ASSIGNMENT: Please retype all of the entries that follow, leaving the images out.

INPUT DATA:

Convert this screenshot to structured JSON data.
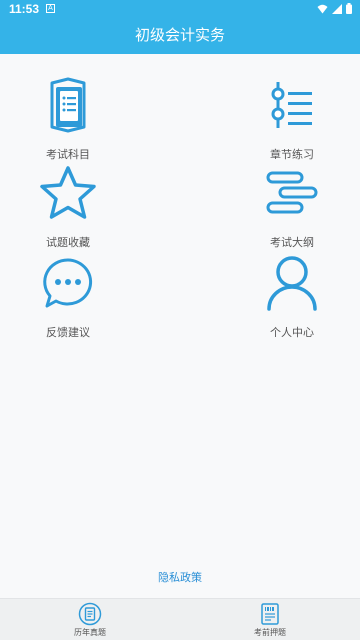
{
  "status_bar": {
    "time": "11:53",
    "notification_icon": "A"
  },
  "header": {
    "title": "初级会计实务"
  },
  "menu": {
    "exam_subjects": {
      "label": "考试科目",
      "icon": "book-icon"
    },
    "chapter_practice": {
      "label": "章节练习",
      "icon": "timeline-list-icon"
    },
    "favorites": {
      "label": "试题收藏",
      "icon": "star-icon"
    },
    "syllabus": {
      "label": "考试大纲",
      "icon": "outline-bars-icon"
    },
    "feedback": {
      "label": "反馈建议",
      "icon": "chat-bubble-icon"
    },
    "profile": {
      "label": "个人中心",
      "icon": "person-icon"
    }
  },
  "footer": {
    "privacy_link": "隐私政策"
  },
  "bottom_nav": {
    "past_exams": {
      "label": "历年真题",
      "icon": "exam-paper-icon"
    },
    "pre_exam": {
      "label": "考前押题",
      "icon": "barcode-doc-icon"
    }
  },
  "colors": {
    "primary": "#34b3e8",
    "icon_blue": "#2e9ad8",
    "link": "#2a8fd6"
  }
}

ANSWER BOX:
Convert this screenshot to structured JSON data.
{
  "status_bar": {
    "time": "11:53",
    "notification_icon": "A"
  },
  "header": {
    "title": "初级会计实务"
  },
  "menu": {
    "exam_subjects": {
      "label": "考试科目",
      "icon": "book-icon"
    },
    "chapter_practice": {
      "label": "章节练习",
      "icon": "timeline-list-icon"
    },
    "favorites": {
      "label": "试题收藏",
      "icon": "star-icon"
    },
    "syllabus": {
      "label": "考试大纲",
      "icon": "outline-bars-icon"
    },
    "feedback": {
      "label": "反馈建议",
      "icon": "chat-bubble-icon"
    },
    "profile": {
      "label": "个人中心",
      "icon": "person-icon"
    }
  },
  "footer": {
    "privacy_link": "隐私政策"
  },
  "bottom_nav": {
    "past_exams": {
      "label": "历年真题",
      "icon": "exam-paper-icon"
    },
    "pre_exam": {
      "label": "考前押题",
      "icon": "barcode-doc-icon"
    }
  },
  "colors": {
    "primary": "#34b3e8",
    "icon_blue": "#2e9ad8",
    "link": "#2a8fd6"
  }
}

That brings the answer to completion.